[EXERCISE]: Every line of the data needs to be returned exactly.

[SOURCE MATERIAL]:
☆ ☆ ☆ ☆

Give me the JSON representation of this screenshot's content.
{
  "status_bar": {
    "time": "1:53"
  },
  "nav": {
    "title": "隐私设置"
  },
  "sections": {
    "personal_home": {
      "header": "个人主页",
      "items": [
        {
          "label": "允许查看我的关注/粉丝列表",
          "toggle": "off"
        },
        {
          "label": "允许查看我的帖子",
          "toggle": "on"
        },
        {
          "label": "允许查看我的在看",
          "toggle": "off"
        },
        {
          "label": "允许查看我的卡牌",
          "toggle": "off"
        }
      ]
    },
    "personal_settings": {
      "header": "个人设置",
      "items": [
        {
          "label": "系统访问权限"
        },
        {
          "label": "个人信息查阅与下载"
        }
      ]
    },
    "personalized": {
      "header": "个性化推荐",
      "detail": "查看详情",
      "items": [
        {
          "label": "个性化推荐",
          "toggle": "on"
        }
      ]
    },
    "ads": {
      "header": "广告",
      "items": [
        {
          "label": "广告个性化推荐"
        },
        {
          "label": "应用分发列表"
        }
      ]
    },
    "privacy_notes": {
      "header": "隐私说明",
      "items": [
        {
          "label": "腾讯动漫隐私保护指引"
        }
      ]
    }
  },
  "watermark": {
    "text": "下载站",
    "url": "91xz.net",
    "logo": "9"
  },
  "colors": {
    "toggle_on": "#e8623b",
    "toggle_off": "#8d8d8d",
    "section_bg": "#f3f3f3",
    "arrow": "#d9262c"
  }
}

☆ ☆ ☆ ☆

[ANSWER BOX]:
Give me the JSON representation of this screenshot's content.
{
  "status_bar": {
    "time": "1:53"
  },
  "nav": {
    "title": "隐私设置"
  },
  "sections": {
    "personal_home": {
      "header": "个人主页",
      "items": [
        {
          "label": "允许查看我的关注/粉丝列表",
          "toggle": "off"
        },
        {
          "label": "允许查看我的帖子",
          "toggle": "on"
        },
        {
          "label": "允许查看我的在看",
          "toggle": "off"
        },
        {
          "label": "允许查看我的卡牌",
          "toggle": "off"
        }
      ]
    },
    "personal_settings": {
      "header": "个人设置",
      "items": [
        {
          "label": "系统访问权限"
        },
        {
          "label": "个人信息查阅与下载"
        }
      ]
    },
    "personalized": {
      "header": "个性化推荐",
      "detail": "查看详情",
      "items": [
        {
          "label": "个性化推荐",
          "toggle": "on"
        }
      ]
    },
    "ads": {
      "header": "广告",
      "items": [
        {
          "label": "广告个性化推荐"
        },
        {
          "label": "应用分发列表"
        }
      ]
    },
    "privacy_notes": {
      "header": "隐私说明",
      "items": [
        {
          "label": "腾讯动漫隐私保护指引"
        }
      ]
    }
  },
  "watermark": {
    "text": "下载站",
    "url": "91xz.net",
    "logo": "9"
  },
  "colors": {
    "toggle_on": "#e8623b",
    "toggle_off": "#8d8d8d",
    "section_bg": "#f3f3f3",
    "arrow": "#d9262c"
  }
}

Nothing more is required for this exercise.